Shiren also has to contend with a hunger meter (fortunately, it’s not too intrusive), a day/night cycle which brings forth more powerful enemies and limited visibility, and the “Winds of Kron” which basically act as a timer for each run — if the winds blow Shiren out of a dungeon because he dallied too long, it’s treated like a death.
Shiren encourages methodical, thoughtful play. With proper preparation and some decent protective items, it’s possible to have early success. However, a run ends when Shiren completes an area, returns to a hub location, or when he is slain. The penalty for a death is the loss of all equipment he was carrying when he fell, including that prized sword I’d been steadily upgrading…
I usually have no problem with item and progress loss in my roguelikes, but Shiren’s irritates me. I feel like making me start from level 1 with all new gear back at the very first dungeon is not respectful of my time. Had the game provided a slightly friendlier checkpointing system, I would have enjoyed it far more.
Shiren does allow players to store items in warehouses to prevent their loss upon Shiren’s untimely demise, but that made me spend more time worrying about what gear to use when rather than just getting on with the dungeon-delving.
For runs that go horribly wrong, there is a possibility of resurrection — upon death, players can “ask for aid” from the Shiren player base. A sub-menu from the main screen allows others to revive fallen players by performing a “Wanderer Rescue” sub-game. It’s a clever implementation of asynchronous multiplayer and I enjoyed rescuing others, but I was never patient enough to wait for someone to help me.
There’s a lot to like about Shiren. There are plenty of places to explore, there are intricate puzzle rooms that provide extra challenge, and the loot flows freely and generously. I’m just not sure I’ll get back to a place mentally where I’ll see Shiren’s travels through to the end — I became weary of the repeating gameplay loop much earlier than I thought I would.
Disclosures: This game is developed and published by Spike Chunsoft Co., Ltd. It is currently available on PC and Switch. This copy of the game was obtained via publisher and reviewed on the Switch. Approximately 15 hours of play were devoted to the single-player mode, and the game was not completed. There are no multiplayer modes.
Parents: According to the ESRB, this game is rated E10+ and contains Alcohol Reference, Fantasy Violence, and Language. The official ESRB description reads as follows: This is an action role-playing game in which players assume the role of a wandering samurai through a fantasy world. From a 3/4 perspective, players explore dungeons, interact with characters, and battle enemy creatures (e.g., giant insects, wild animals, monsters). Players use punches and swords to defeat enemies in melee-style combat. Impact sounds, slashing effects, and cries of pain occur during battles. The game also contains references to alcohol (e.g., “The plant is famous for the liquor that is made from nectar extracted from its core.”). The words “a*s” and “bastard” appear in the game.
Colorblind Modes: There are no colorblind modes available.

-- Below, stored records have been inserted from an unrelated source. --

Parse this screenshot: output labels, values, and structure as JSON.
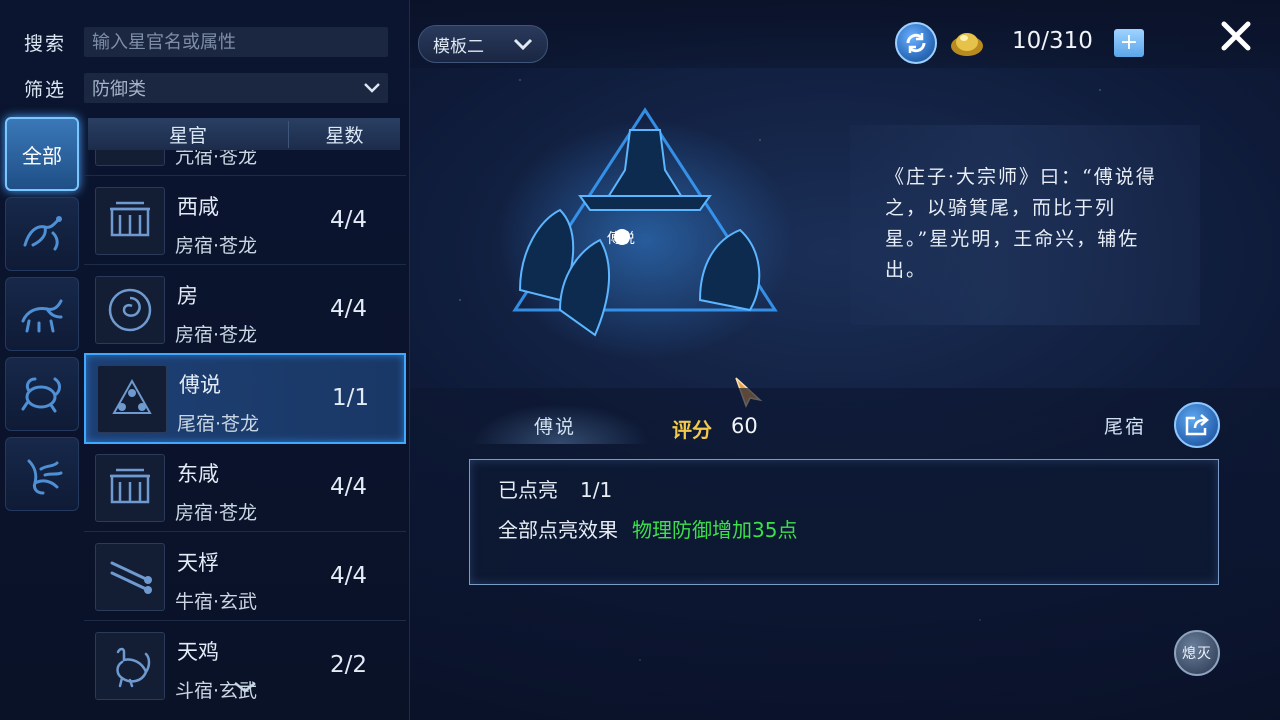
{
  "search": {
    "label": "搜索",
    "placeholder": "输入星官名或属性"
  },
  "filter": {
    "label": "筛选",
    "value": "防御类"
  },
  "categories": [
    {
      "label": "全部",
      "active": true
    },
    {
      "icon": "dragon-icon",
      "active": false
    },
    {
      "icon": "tiger-icon",
      "active": false
    },
    {
      "icon": "tortoise-icon",
      "active": false
    },
    {
      "icon": "phoenix-icon",
      "active": false
    }
  ],
  "list_header": {
    "name": "星官",
    "stars": "星数"
  },
  "star_list": [
    {
      "name": "",
      "sub": "亢宿·苍龙",
      "count": "",
      "partial": true
    },
    {
      "name": "西咸",
      "sub": "房宿·苍龙",
      "count": "4/4",
      "icon": "gate-icon"
    },
    {
      "name": "房",
      "sub": "房宿·苍龙",
      "count": "4/4",
      "icon": "swirl-icon"
    },
    {
      "name": "傅说",
      "sub": "尾宿·苍龙",
      "count": "1/1",
      "icon": "constellation-icon",
      "selected": true
    },
    {
      "name": "东咸",
      "sub": "房宿·苍龙",
      "count": "4/4",
      "icon": "gate-icon"
    },
    {
      "name": "天桴",
      "sub": "牛宿·玄武",
      "count": "4/4",
      "icon": "drumsticks-icon"
    },
    {
      "name": "天鸡",
      "sub": "斗宿·玄武",
      "count": "2/2",
      "icon": "rooster-icon"
    }
  ],
  "topbar": {
    "template": "模板二",
    "counter": "10/310",
    "plus": "+"
  },
  "hero": {
    "figure_label": "傅说",
    "quote": "《庄子·大宗师》曰：“傅说得之，以骑箕尾，而比于列星。”星光明，王命兴，辅佐出。"
  },
  "info": {
    "name": "傅说",
    "score_label": "评分",
    "score": "60",
    "house": "尾宿",
    "lit_label": "已点亮",
    "lit_value": "1/1",
    "effect_label": "全部点亮效果",
    "effect_value": "物理防御增加35点",
    "extinguish": "熄灭"
  },
  "colors": {
    "accent": "#41a8ff",
    "effect_green": "#3ce04a",
    "score_gold": "#f2c94c"
  }
}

Deaf & Hard of Hearing Gamers: This game offers subtitles. The subtitles can be altered or resized. All dialogue is presented via text. All audio cues have an accompanying visual cue. This game is fully accessible.
Remappable Controls: No, this game’s controls are not remappable.

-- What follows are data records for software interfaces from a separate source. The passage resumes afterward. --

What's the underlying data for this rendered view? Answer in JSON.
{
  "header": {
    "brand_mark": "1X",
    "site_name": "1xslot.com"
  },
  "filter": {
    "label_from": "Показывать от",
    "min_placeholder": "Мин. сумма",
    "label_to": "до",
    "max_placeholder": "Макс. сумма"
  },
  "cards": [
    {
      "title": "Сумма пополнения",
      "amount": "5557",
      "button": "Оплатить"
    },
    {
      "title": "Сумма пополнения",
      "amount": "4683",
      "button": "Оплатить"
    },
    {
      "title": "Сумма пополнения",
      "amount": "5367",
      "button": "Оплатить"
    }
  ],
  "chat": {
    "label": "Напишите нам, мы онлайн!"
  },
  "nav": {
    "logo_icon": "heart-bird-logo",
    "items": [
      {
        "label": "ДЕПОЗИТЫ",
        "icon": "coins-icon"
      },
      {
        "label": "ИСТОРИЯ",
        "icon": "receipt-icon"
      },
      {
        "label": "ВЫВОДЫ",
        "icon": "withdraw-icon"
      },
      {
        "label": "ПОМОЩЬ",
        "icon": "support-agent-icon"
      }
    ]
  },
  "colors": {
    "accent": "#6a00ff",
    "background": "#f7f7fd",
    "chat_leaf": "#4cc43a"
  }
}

He juggles this passion for gaming with his most important job, being a husband and dad.Fortunately, his boys are growing up as gamers (with decidedly more skill, much to his annoyance) and he has a very understanding spouse.

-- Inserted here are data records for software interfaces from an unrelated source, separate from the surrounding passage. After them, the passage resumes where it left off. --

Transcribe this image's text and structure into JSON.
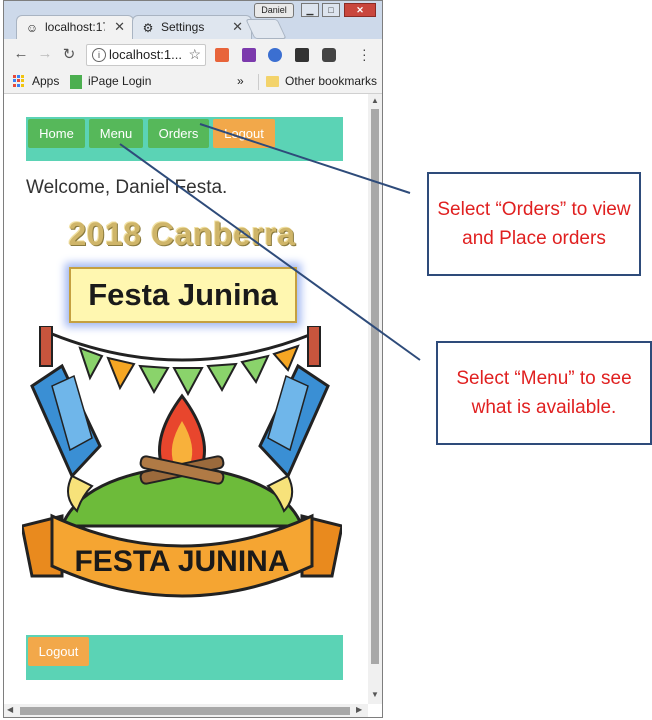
{
  "browser": {
    "user_badge": "Daniel",
    "tabs": [
      {
        "label": "localhost:171",
        "active": true
      },
      {
        "label": "Settings",
        "active": false
      }
    ],
    "address": "localhost:1...",
    "bookmarks": {
      "apps": "Apps",
      "ipage": "iPage Login",
      "more": "»",
      "other": "Other bookmarks"
    }
  },
  "page": {
    "nav": {
      "home": "Home",
      "menu": "Menu",
      "orders": "Orders",
      "logout": "Logout"
    },
    "welcome": "Welcome, Daniel Festa.",
    "hero_title": "2018 Canberra",
    "hero_subtitle": "Festa Junina",
    "banner_text": "FESTA JUNINA",
    "footer_logout": "Logout"
  },
  "callouts": {
    "orders": "Select “Orders” to view and Place orders",
    "menu": "Select “Menu” to see what is available."
  },
  "colors": {
    "navbar_bg": "#5bd3b5",
    "btn_green": "#56b85a",
    "btn_orange": "#f2a84a",
    "callout_text": "#e02020",
    "callout_border": "#2e4b7a"
  }
}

He hangs out on Twitter sometimes as @JPSJeffOrt, Facebook FAR less frequently, and while he misses performing all the interviews from his former online life, he’s much more relaxed now!